Exercise directions:
Work through the entries below and show every line in which "icon" is found.

Available data:
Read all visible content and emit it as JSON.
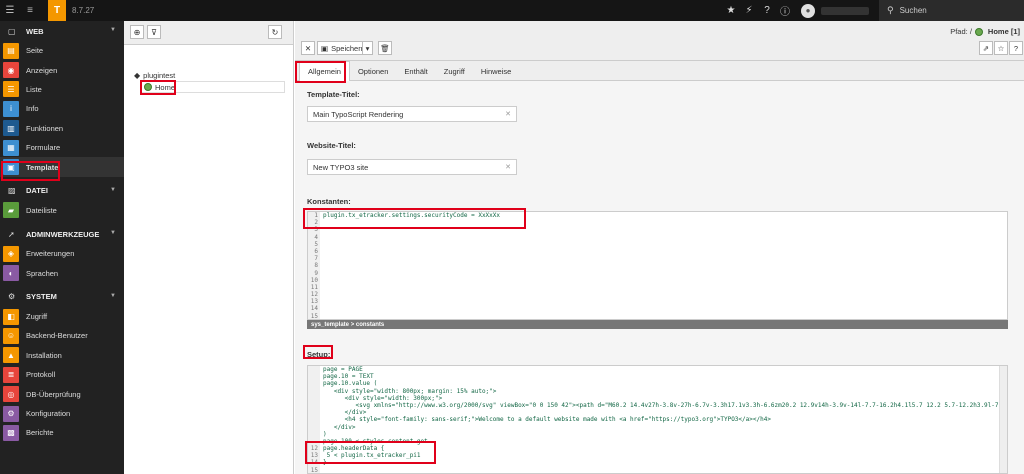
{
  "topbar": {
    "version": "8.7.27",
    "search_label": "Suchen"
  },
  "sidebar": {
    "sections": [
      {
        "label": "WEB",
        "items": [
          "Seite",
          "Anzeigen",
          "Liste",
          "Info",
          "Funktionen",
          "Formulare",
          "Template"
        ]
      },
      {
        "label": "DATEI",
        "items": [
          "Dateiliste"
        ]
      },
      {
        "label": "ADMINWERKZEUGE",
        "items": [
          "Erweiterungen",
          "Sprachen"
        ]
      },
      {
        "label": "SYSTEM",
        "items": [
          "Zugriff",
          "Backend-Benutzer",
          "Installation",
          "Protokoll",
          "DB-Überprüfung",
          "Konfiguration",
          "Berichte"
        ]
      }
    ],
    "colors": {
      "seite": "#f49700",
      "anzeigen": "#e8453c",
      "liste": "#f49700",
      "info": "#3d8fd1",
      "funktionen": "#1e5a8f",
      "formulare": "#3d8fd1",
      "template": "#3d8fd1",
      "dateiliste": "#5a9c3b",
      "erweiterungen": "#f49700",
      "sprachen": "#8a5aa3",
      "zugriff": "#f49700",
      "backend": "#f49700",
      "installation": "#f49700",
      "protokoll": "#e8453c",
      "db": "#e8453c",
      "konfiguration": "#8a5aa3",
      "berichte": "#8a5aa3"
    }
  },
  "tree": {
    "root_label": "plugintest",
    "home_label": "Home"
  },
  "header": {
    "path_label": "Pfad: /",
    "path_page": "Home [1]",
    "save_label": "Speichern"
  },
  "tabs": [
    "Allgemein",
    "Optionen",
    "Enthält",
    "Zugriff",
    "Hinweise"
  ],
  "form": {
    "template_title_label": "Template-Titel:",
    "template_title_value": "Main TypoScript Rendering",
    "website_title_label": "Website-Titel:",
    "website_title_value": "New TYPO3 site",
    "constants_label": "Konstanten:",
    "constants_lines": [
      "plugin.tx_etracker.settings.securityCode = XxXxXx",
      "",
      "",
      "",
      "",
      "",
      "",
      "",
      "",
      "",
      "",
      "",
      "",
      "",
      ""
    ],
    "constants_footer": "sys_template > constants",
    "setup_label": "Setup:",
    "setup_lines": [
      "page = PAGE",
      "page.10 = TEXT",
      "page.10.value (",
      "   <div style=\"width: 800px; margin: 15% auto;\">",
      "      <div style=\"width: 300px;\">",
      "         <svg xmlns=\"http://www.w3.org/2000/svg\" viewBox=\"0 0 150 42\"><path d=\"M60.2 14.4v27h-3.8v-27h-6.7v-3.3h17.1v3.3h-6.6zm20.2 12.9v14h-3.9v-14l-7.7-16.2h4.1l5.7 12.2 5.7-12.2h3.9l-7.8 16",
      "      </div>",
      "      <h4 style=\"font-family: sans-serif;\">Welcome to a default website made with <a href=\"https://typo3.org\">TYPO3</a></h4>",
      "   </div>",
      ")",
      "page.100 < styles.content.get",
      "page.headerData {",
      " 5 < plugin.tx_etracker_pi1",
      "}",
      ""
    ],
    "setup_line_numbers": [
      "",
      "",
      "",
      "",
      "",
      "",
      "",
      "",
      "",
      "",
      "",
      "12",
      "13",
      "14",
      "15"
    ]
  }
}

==

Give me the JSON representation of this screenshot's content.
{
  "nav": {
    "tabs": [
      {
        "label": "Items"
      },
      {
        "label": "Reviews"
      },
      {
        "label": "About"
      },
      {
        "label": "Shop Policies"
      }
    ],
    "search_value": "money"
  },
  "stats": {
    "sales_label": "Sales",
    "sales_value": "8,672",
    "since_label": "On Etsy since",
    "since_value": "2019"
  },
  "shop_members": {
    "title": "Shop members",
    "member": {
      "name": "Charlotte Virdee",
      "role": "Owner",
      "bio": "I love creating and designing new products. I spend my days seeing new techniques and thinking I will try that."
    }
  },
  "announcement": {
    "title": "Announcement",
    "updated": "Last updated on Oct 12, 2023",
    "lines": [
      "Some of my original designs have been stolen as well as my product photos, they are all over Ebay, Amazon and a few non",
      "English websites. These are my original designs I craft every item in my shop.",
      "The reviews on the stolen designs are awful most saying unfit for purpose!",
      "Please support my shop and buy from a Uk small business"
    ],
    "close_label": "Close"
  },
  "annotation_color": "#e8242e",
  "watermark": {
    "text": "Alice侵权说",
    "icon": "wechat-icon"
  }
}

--

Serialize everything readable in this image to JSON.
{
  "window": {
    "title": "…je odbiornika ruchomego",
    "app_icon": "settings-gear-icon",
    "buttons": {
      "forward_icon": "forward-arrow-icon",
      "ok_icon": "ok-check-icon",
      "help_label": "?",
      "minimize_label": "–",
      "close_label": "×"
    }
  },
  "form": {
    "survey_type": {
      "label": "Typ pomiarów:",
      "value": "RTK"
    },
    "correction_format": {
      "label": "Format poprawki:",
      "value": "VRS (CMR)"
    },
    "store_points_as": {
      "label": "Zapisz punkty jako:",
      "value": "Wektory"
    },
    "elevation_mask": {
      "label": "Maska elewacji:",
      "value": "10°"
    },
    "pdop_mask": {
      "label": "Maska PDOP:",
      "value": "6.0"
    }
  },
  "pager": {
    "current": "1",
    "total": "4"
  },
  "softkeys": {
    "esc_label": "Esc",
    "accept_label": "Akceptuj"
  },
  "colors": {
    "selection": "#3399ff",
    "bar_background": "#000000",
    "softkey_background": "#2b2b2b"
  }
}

Expected output:
    "icon": "wechat-icon"
    "app_icon": "settings-gear-icon",
      "forward_icon": "forward-arrow-icon",
      "ok_icon": "ok-check-icon",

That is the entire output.